That blows before and after time

—T.S. Eliot, “Burnt Norton” 

I enter the room and click on the overhead light. I drop my shower towel and sigh. Pants are somewhere. A shirt. My office is in shambles. Books are stacked on top of books. Books are doubled-shelved. Books behind books. There are scraps of paper on my desk, on the floor, on the bookshelves. Overdue bills. Letters from my father. Pads of drawing paper because I prefer to write on drawing paper. Wrappers from my daily dosage of anti-rejection medication. Two coffee cups, with the milky rings of what might have been coffee bonded to its circumference. Two trash bags stuffed into cardboard boxes from my previous effort to clean. An enormous reindeer antler that Charlie Pepiton and I discovered hanging from a tree this past summer remains crammed between a bookcase and the gun cabinet where Ed, the skeleton, resides.
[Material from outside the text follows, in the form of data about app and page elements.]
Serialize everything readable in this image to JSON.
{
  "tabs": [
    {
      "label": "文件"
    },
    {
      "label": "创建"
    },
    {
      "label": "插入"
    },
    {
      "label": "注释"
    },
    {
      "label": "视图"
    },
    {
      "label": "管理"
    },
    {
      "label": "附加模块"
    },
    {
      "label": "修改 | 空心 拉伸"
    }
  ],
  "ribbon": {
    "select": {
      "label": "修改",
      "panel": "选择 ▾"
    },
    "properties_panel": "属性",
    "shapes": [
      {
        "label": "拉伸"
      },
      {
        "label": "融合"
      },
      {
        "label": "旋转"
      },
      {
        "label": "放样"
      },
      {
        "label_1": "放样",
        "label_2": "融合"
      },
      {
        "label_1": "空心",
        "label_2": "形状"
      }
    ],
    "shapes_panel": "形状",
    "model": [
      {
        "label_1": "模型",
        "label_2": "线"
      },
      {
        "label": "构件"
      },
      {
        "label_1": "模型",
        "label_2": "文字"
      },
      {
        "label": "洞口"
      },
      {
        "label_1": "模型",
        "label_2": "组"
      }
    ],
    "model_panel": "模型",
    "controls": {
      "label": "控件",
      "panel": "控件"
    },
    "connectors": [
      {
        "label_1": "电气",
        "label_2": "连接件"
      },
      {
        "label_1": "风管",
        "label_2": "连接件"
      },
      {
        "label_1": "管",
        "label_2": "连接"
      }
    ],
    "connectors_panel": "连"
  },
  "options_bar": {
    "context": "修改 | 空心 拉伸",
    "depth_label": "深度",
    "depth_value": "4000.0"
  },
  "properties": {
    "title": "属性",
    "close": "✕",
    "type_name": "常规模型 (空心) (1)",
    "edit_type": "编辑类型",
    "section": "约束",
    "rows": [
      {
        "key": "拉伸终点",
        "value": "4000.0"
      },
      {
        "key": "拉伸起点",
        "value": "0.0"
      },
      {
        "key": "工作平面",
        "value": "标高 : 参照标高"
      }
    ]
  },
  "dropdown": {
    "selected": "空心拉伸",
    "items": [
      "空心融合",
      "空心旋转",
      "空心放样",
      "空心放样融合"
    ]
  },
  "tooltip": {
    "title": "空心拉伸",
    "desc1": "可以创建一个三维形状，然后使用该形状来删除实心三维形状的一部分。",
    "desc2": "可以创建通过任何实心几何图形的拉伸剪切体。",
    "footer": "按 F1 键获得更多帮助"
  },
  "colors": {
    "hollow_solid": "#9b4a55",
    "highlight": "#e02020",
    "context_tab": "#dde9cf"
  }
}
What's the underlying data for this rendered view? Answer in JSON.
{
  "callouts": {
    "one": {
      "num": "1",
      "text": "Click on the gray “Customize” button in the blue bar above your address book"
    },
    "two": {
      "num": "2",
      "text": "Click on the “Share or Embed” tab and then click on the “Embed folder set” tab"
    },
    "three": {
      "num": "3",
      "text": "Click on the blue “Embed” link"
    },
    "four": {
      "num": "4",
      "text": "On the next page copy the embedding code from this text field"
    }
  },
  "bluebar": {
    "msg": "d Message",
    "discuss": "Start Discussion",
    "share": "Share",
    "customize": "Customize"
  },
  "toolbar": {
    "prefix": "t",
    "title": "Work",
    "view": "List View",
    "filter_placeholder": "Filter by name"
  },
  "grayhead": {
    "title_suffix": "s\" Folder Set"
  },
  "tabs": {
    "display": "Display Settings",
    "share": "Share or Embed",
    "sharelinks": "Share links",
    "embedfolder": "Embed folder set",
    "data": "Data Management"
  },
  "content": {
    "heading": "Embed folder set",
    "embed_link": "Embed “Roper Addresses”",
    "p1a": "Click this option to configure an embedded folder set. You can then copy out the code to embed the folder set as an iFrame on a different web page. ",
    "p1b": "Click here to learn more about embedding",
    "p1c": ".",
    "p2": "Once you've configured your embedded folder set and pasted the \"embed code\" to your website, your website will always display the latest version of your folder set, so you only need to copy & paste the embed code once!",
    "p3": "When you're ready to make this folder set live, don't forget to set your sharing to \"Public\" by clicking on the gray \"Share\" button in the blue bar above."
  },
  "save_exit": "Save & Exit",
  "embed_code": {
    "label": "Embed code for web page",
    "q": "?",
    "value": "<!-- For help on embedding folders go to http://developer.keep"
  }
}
There are the usual bones, skulls, rocks, and tortoise shells lining the bookshelves, alongside knives, pipes, and duck calls. There are postcards purchased from corner shops in other countries.